Liv Jordan, Local 203, suggested that capitalism is really at the root of a lot of racism, because chattel slavery formed the base of our economic system, and recommend the book The New Jim Crow by Michelle Alexander and the documentary 13th by Ava DuVernay.
Ricky Steele, Local 506, told delegates “there is no racism gene, no hate gene. Racism is taught, it’s nurtured, and it grows. It is up to us as leaders in our workplace and communities, to nip it in the bud.” He suggested that locals consider establishing Unity Councils like the one created by Local 506.
Angaza Laughinghouse, Local 150, suggested that delegates take a close look at the strategic role of the South for our labor union.
Independent Political Action
In a short video address, Senator Bernie Sanders (I-VT) denounced the recent announcement by General Electric that they are planning to transfer close to 600 jobs from the Erie, PA plant represented by UE Local 506 to a low-wage, non-union plant in Texas. He said we need to stop the race to the bottom for wages and benefits and instead build an economy that works for everyone.

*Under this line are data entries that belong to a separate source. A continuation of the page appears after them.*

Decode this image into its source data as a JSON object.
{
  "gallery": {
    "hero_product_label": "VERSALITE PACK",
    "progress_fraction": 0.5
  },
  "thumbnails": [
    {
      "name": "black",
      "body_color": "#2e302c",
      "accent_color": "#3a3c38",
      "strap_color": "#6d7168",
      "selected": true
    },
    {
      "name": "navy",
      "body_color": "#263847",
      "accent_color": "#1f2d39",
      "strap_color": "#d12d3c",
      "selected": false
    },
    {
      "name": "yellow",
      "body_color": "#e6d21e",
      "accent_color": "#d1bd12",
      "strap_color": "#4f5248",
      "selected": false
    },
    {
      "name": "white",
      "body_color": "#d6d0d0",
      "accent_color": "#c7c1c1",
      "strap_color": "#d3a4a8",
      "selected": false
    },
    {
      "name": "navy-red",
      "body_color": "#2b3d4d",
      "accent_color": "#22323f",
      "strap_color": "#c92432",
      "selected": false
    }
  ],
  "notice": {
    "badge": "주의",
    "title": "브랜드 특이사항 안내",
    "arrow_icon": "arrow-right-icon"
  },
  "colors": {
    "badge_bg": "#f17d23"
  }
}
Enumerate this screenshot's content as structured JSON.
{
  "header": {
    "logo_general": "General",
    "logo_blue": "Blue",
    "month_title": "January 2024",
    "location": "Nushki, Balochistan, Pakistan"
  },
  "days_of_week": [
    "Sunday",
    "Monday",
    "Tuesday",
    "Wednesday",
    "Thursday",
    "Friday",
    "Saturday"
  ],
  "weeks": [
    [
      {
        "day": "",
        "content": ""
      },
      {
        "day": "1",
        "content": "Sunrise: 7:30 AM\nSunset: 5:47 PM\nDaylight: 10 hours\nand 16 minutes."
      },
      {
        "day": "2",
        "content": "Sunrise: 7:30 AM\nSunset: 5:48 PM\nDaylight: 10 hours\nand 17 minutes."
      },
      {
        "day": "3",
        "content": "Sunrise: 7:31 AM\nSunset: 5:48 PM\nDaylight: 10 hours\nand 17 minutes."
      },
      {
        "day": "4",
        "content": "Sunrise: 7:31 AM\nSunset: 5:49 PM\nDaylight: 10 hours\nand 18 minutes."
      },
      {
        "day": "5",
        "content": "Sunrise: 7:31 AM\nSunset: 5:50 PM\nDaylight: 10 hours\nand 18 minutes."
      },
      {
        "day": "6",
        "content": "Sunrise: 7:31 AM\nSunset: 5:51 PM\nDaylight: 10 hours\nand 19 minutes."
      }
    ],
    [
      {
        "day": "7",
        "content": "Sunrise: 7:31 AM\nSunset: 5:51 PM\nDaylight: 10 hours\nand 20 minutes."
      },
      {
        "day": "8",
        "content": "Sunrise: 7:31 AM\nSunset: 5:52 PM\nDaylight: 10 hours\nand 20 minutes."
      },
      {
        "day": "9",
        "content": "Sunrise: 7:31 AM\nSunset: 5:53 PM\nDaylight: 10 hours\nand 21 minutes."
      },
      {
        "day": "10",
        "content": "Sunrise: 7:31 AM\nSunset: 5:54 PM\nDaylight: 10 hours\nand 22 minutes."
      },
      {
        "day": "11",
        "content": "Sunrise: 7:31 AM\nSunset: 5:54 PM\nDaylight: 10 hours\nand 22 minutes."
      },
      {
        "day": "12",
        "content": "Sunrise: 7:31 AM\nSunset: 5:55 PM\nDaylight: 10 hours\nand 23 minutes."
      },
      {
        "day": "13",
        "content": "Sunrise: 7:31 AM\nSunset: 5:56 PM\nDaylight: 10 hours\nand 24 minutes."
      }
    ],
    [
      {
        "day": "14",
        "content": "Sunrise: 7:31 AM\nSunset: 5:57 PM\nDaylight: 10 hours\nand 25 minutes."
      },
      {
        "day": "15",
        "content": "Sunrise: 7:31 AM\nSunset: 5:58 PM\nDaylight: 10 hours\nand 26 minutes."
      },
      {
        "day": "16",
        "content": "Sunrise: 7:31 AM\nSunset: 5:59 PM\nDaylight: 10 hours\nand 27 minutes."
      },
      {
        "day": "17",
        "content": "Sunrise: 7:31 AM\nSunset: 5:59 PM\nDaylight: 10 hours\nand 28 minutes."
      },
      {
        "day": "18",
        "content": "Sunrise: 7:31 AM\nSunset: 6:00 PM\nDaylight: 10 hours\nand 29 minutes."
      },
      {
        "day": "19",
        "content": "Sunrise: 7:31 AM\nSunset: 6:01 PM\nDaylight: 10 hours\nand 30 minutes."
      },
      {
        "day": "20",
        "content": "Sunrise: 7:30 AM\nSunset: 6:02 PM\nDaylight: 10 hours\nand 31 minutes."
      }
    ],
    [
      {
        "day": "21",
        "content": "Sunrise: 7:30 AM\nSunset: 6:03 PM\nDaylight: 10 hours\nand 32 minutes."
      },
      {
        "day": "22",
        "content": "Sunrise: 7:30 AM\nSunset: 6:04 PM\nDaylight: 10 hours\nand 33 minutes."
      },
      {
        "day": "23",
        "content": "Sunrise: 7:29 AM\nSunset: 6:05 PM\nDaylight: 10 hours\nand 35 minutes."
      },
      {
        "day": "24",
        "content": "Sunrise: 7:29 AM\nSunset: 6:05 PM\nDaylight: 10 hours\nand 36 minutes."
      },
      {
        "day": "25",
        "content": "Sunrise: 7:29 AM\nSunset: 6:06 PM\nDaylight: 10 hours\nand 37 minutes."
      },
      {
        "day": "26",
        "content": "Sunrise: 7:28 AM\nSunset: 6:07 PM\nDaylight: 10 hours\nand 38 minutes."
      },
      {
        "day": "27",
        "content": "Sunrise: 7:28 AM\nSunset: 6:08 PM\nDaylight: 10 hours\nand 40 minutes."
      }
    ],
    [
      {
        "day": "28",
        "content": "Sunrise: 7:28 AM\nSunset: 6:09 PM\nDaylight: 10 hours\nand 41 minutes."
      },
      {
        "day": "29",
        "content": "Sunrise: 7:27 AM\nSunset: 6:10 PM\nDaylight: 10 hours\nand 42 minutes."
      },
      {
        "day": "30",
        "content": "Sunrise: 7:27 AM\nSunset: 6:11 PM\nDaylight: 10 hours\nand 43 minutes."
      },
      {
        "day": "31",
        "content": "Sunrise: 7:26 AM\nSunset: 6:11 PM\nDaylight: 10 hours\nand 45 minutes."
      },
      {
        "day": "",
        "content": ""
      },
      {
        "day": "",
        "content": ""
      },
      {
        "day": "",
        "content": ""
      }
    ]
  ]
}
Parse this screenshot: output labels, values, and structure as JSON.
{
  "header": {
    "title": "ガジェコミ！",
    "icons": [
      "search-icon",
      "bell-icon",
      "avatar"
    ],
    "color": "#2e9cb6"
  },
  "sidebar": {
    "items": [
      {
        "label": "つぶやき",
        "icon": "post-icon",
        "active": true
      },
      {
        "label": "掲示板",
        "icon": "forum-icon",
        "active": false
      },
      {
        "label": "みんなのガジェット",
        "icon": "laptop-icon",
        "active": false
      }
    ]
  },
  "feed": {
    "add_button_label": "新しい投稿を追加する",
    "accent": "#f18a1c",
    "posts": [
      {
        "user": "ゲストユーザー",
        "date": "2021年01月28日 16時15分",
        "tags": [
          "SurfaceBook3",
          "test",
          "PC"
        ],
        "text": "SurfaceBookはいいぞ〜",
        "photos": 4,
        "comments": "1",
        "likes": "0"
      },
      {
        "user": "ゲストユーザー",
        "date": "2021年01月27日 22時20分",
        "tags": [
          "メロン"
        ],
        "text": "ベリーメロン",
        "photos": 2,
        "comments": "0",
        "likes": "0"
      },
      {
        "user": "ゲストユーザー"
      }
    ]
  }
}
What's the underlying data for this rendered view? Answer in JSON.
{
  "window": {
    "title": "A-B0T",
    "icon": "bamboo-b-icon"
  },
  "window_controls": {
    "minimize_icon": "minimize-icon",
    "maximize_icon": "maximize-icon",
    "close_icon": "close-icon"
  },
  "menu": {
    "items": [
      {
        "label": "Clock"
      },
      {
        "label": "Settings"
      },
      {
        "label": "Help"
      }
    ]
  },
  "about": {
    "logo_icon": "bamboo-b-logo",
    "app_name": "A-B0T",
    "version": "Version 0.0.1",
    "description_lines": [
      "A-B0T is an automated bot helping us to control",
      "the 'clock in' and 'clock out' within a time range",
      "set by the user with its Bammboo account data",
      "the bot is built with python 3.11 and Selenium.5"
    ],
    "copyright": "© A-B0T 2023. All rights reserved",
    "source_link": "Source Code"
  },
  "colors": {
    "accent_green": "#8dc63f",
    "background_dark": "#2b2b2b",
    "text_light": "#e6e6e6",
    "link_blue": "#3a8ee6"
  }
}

Crucial to building an economy that works for everyone is restoring the right to organize a union, increasing the minimum wage, and strengthening and improving Social Security by removing the cap that allows wealthy individuals to avoid paying their fair share into the system.
Senator Sanders also said that it is high time that the U.S. join every other industrialized nation in establishing a universal, single-payer Medicare-for-all healthcare system.
Following the video address from Sanders, delegates heard remarks from Larry Cohen. Cohen is the board chair of Our Revolution, the organization formed to continue the political goals of Sanders' presidential campaign, and former president of the Communication Workers of America (CWA).
Cohen opened by recalling the early history of the UE and the Congress of Industrial Organizations (CIO), when a million workers organized every year and transformed the country. He recognized the importance of UE’s brand of rank-and-file unionism, and shared how inspired he was seeing UE delegates discuss the resolutions on standing up for immigrant workers right, preserving women’s rights, and fighting racism.
He told delegates that he joined Bernie Sanders’ campaign because Sanders was running for president to build a mass movement, inside and outside of the Democratic Party, for working-class people. Our Revolution is a way to build political organization among the 13 million people who voted for Sanders and the 5 million people on Sanders’ email list.
Speaking about the diversity of the Our Revolution board, Cohen declared, “We’ve got to be Black, brown and white, women and men, straight and gay, or we’re not going to have a working class politics in this country.”
He described the process for joining Our Revolution and how to find and start local Our Revolution groups. Our Revolution groups, he said, do three things:
- Organize around local, state and national issues
- Support candidates and ballot initiatives
- Build permanent political organization for the working class
He stressed that Our Revolution is interested in winning, which is why they are mostly running candidates at the local level, in races that can actually be won.
He also spoke about how the U.S. lags far behind most other countries in protecting workers’ rights to organize. Bosses can threaten and coerce workers during union elections. “Do we expect people to have to be heroes to organize a union in their plant?”
But, he said, they can’t stop people from forming Our Revolution groups.